  19. ^ Search by table of contents; "Oxyrhynchus Online Image Database". Imaging Papyri Project. Retrieved 25 May 2007. A listing of what each fragment contains.
  20. ^ "Artifact Record Details: Oxyrhynchus Papyrus, No. 932: Letter, Thaius to Tigrius (Fragment)". Spurlock Museum at the University of Illinois at Urbana-Champaign. 2001. Retrieved 30 May 2007. "Artifact of the Month: Letter from Thaius to Tirius, Oxyrhynchus Papyrus, No. 932". Spurlock Museum. 2002. Retrieved 30 May 2007.
  21. ^ Bill Casselman. "One of the oldest extant diagrams from Euclid". Department of Mathematics, University of British Columbia. Retrieved 30 May 2007.
  22. ^ "Publications: Full List". Egypt Exploration Society. Archived from the original on 28 January 2008. Retrieved 30 March 2008.
  23. ^ "Publications" (PDF). The Egypt Exploration Society. Archived from the original (PDF) on 2 August 2016. Retrieved 2 August 2016.
  24. ^ "Multispectral imaging". Oxyrhynchos online. Retrieved 1 June 2007.
  25. ^ Martin West (24 June 2005). "A New Sappho Poem". Times Online.

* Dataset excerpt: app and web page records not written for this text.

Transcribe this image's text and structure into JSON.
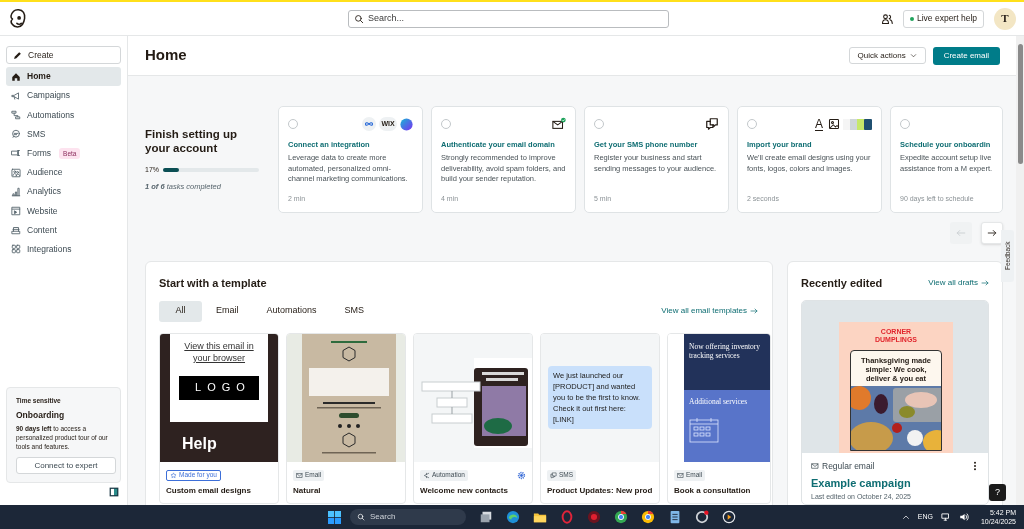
{
  "header": {
    "search_placeholder": "Search...",
    "live_help": "Live expert help",
    "avatar": "T"
  },
  "sidebar": {
    "create": "Create",
    "items": [
      {
        "label": "Home",
        "selected": true
      },
      {
        "label": "Campaigns",
        "selected": false
      },
      {
        "label": "Automations",
        "selected": false
      },
      {
        "label": "SMS",
        "selected": false
      },
      {
        "label": "Forms",
        "selected": false,
        "badge": "Beta"
      },
      {
        "label": "Audience",
        "selected": false
      },
      {
        "label": "Analytics",
        "selected": false
      },
      {
        "label": "Website",
        "selected": false
      },
      {
        "label": "Content",
        "selected": false
      },
      {
        "label": "Integrations",
        "selected": false
      }
    ],
    "onboarding": {
      "eyebrow": "Time sensitive",
      "title": "Onboarding",
      "body": "**90 days left** to access a personalized product tour of our tools and features.",
      "button": "Connect to expert"
    }
  },
  "page": {
    "title": "Home",
    "quick_actions": "Quick actions",
    "create_email": "Create email"
  },
  "setup": {
    "title": "Finish setting up your account",
    "percent": "17%",
    "level": 0.17,
    "tasks": "**1 of 6** tasks completed",
    "cards": [
      {
        "kind": "integration",
        "checked": false,
        "title": "Connect an integration",
        "body": "Leverage data to create more automated, personalized omni-channel marketing communications.",
        "duration": "2 min",
        "logo_text": "WIX"
      },
      {
        "kind": "domain",
        "checked": false,
        "title": "Authenticate your email domain",
        "body": "Strongly recommended to improve deliverability, avoid spam folders, and build your sender reputation.",
        "duration": "4 min"
      },
      {
        "kind": "sms",
        "checked": false,
        "title": "Get your SMS phone number",
        "body": "Register your business and start sending messages to your audience.",
        "duration": "5 min"
      },
      {
        "kind": "brand",
        "checked": false,
        "title": "Import your brand",
        "body": "We'll create email designs using your fonts, logos, colors and images.",
        "duration": "2 seconds",
        "glyph": "A"
      },
      {
        "kind": "schedule",
        "checked": false,
        "title": "Schedule your onboardin",
        "body": "Expedite account setup live assistance from a M expert.",
        "duration": "90 days left to schedule"
      }
    ],
    "prev_disabled": true,
    "next_disabled": false
  },
  "templates": {
    "title": "Start with a template",
    "view_all": "View all email templates",
    "tabs": [
      {
        "label": "All",
        "selected": true
      },
      {
        "label": "Email",
        "selected": false
      },
      {
        "label": "Automations",
        "selected": false
      },
      {
        "label": "SMS",
        "selected": false
      }
    ],
    "cards": [
      {
        "kind": "custom",
        "tag": "Made for you",
        "title": "Custom email designs",
        "link": "View this email in your browser",
        "logo": "LOGO",
        "heading": "Help"
      },
      {
        "kind": "natural",
        "tag": "Email",
        "title": "Natural"
      },
      {
        "kind": "automation",
        "tag": "Automation",
        "title": "Welcome new contacts"
      },
      {
        "kind": "sms",
        "tag": "SMS",
        "title": "Product Updates: New prod",
        "message": "We just launched our [PRODUCT] and wanted you to be the first to know. Check it out first here: [LINK]"
      },
      {
        "kind": "consultation",
        "tag": "Email",
        "title": "Book a consultation",
        "headline": "Now offering inventory tracking services",
        "section": "Additional services"
      }
    ]
  },
  "recent": {
    "title": "Recently edited",
    "view_all": "View all drafts",
    "brand": "CORNER DUMPLINGS",
    "headline": "Thanksgiving made simple: We cook, deliver & you eat",
    "type": "Regular email",
    "name": "Example campaign",
    "edited": "Last edited on October 24, 2025"
  },
  "feedback": "Feedback",
  "help": "?",
  "taskbar": {
    "search": "Search",
    "language": "ENG",
    "time": "5:42 PM",
    "date": "10/24/2025"
  }
}
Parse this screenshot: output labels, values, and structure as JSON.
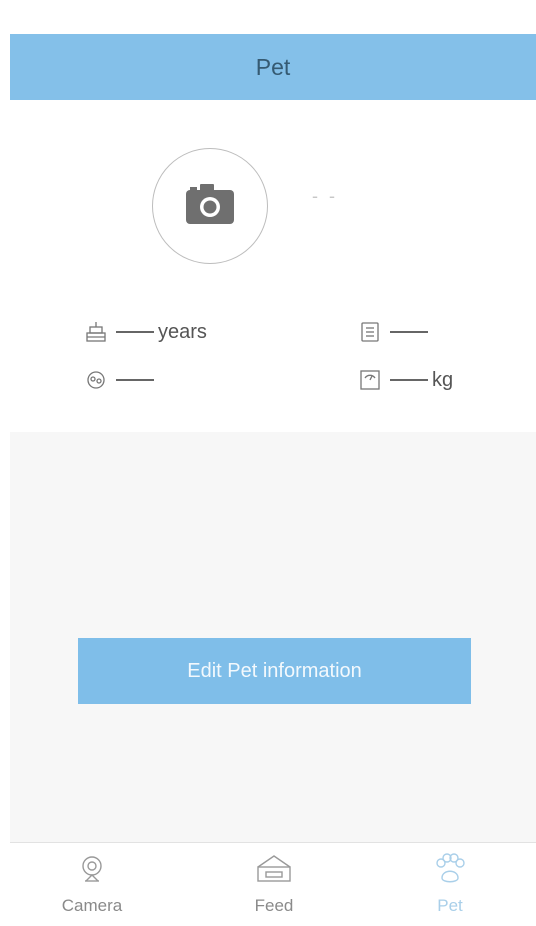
{
  "header": {
    "title": "Pet"
  },
  "profile": {
    "name": "- -",
    "age_unit": "years",
    "weight_unit": "kg",
    "icons": [
      "birthday-cake-icon",
      "id-card-icon",
      "gender-icon",
      "scale-icon",
      "camera-icon"
    ]
  },
  "actions": {
    "edit_label": "Edit Pet information"
  },
  "tabs": [
    {
      "label": "Camera",
      "icon": "webcam-icon",
      "active": false
    },
    {
      "label": "Feed",
      "icon": "food-bowl-icon",
      "active": false
    },
    {
      "label": "Pet",
      "icon": "paw-icon",
      "active": true
    }
  ],
  "colors": {
    "accent": "#84c0e9",
    "button": "#7fbee9",
    "active_tab": "#a9cfe9"
  }
}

Archived from the original on 28 June 2007. Retrieved 1 June 2007.
  26. ^ Discussion by Martin West Archived September 29, 2006, at the Wayback Machine
  27. ^ "Archived copy". Archived from the original on 2007-03-25. Retrieved 2006-03-23.CS1 maint: archived copy as title ( link)see the third pair of images on this page
  28. ^ "Archived copy". Archived from the original on 2007-03-17. Retrieved 2006-03-23.CS1 maint: archived copy as title ( link)Image of papyrus fragment
  29. ^ "StackPath". dailynewsegypt.com. Retrieved 2020-09-09.
  30. ^ "Unique cemetery dating back to el-Sawi era discovered in Egypt amid coronavirus crisis". Zee News. 2020-05-28. Retrieved 2020-09-09.
  31. ^ Mahmoud, Rasha (2020-05-26). "Egypt makes major archaeological discovery amid coronavirus crisis". Al-Monitor. Retrieved 2020-09-09.

Further reading

External links

Oxyrhynchus papyri volumes